Don't put default values in your library, someone may (will) have a different opinion about what's a default value . Even if it's tempting because it can save time writing the same value again and again. Remember, your library is to be shared, nasty default value can be a real obstacle using it. If for some reason default values have to be used, make sure that you provide a means for the user to overrule oror change them.
Write examples to show the world how to use your great library. Without it, people may (will) not use your library, because it's too complicated and too time-consuming reading code to actually discover what it does. Also remember writing examples can help you to design a usable, simple and clear API.
Avoid the use of inline Assembler. If you cannot do without it use standard asm opcodes and avoid nasty Assembler statements. So:
Warnings are errors
Don't be tempted to ignore warnings. Consider warnings as errors, until you've completely understand why there should be a warning (or not). Warnings can mask more relevant warnings and errors, so track them and try to avoid them. A library should compile without any warnings... if possible but it must compile without any errors.
Indent your code. It helps following the code structure (flows). Code must be indented using 3 spaces (no tab). You can use python jallib3.py reindent <file.jal> for this.
var byte char forever loop if serial_hw_read(char) then echo(char) end if end loop
var byte char forever loop if serial_hw_read(char) then echo(char) end if end loop
Use lower_case_with_underscores ...
var byte this_is_a_variable var byte another_one
var byte ThisIsAVariable var byte Another_One
... except for constants
Uppercase variables should be used for constants, internal PIC function registers or for external PIN names, if they are uppercase in the datasheet as well.
const RESET_CHAR = "*" const SSPCON1_CKP = 1
const reset_CHAR = "*" const sspCON1_Ckp = 1
Be explicit when calling procedures and functions
When a procedure (or a function) does not take any parameters, be explicit and help your readers: put parenthesis so everyone knows it's a call. Same when defining the function/procedures. Also note no space is allowed between the procedure/function name and the opening parenthesis. Finally, pseudo-variable must be defined with parenthesis, but not when used (heh, these are functions/procedures behaving like variables!).Good

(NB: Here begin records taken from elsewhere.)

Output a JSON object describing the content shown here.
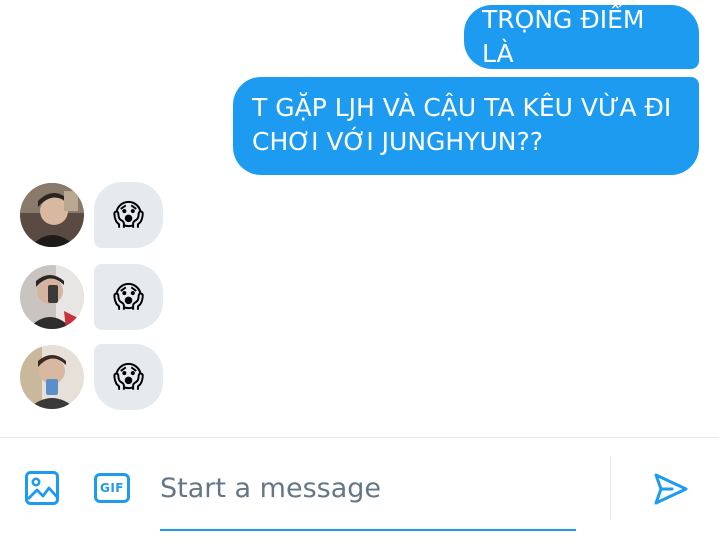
{
  "conversation": {
    "outgoing": [
      {
        "text": "TRỌNG ĐIỂM LÀ"
      },
      {
        "text": "T GẶP LJH VÀ CẬU TA KÊU VỪA ĐI\nCHƠI VỚI JUNGHYUN??"
      }
    ],
    "incoming": [
      {
        "emoji": "😱",
        "avatar": "avatar-1"
      },
      {
        "emoji": "😱",
        "avatar": "avatar-2"
      },
      {
        "emoji": "😱",
        "avatar": "avatar-3"
      }
    ]
  },
  "composer": {
    "placeholder": "Start a message",
    "gif_label": "GIF",
    "icons": [
      "image-icon",
      "gif-icon",
      "send-icon"
    ]
  },
  "colors": {
    "accent": "#1d9bf0",
    "incoming_bubble": "#e5eaef",
    "placeholder": "#657786"
  }
}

-- Defining procedure do_it_please() is -- I will do it end procedure -- Calling do_it_please() -- pseudo-var function my_pseudo_var'get() return byte is -- I promise I'll do it end function var byte what = my_pseudo_var
procedure do_it_again is -- this is bad end procedure do_it_again function my_pseudo_var'get () return byte is -- this is bad, too because there's a space ! end procedure
Filenames are lower cased, include statements too
All jal files must be lowercased. So:Good
$ ls 16f88.jal
$ ls 16F88.jal
Being consistent, include statements are lower cased, too:Good
Inform readers what should be considered private
Functions, procedures, variables, etc... starting with an underscore is a warning to users saying "you shouldn't use me, I'm for internal use only". Play carefully with this, remember users are quite curious and may want them anyway :).
Comment your code
It helps readers to understand what's going on. The comment should describe why your code does its thing, not what is does. That should be obvious from the code itself.
When developing a library, you may need to collect and organize external / 3rd party data. For instance, the relation between a datasheet reference and the PICs described in this datasheet is what we call external data: it's not jal code, but often used to generate some, and always a source of information everyone can refer too.
External data must store in a structured format so everyone potentially is able to use it. Before we, developers, are also (kind of) humans, we want this format to be readable, and even writable, but also structured enough so a computer can also use and exploit it. That's why this format is JSON (and not XML), which is available in many languages. This is a way to share information, among the many scripts used to deal jal code base.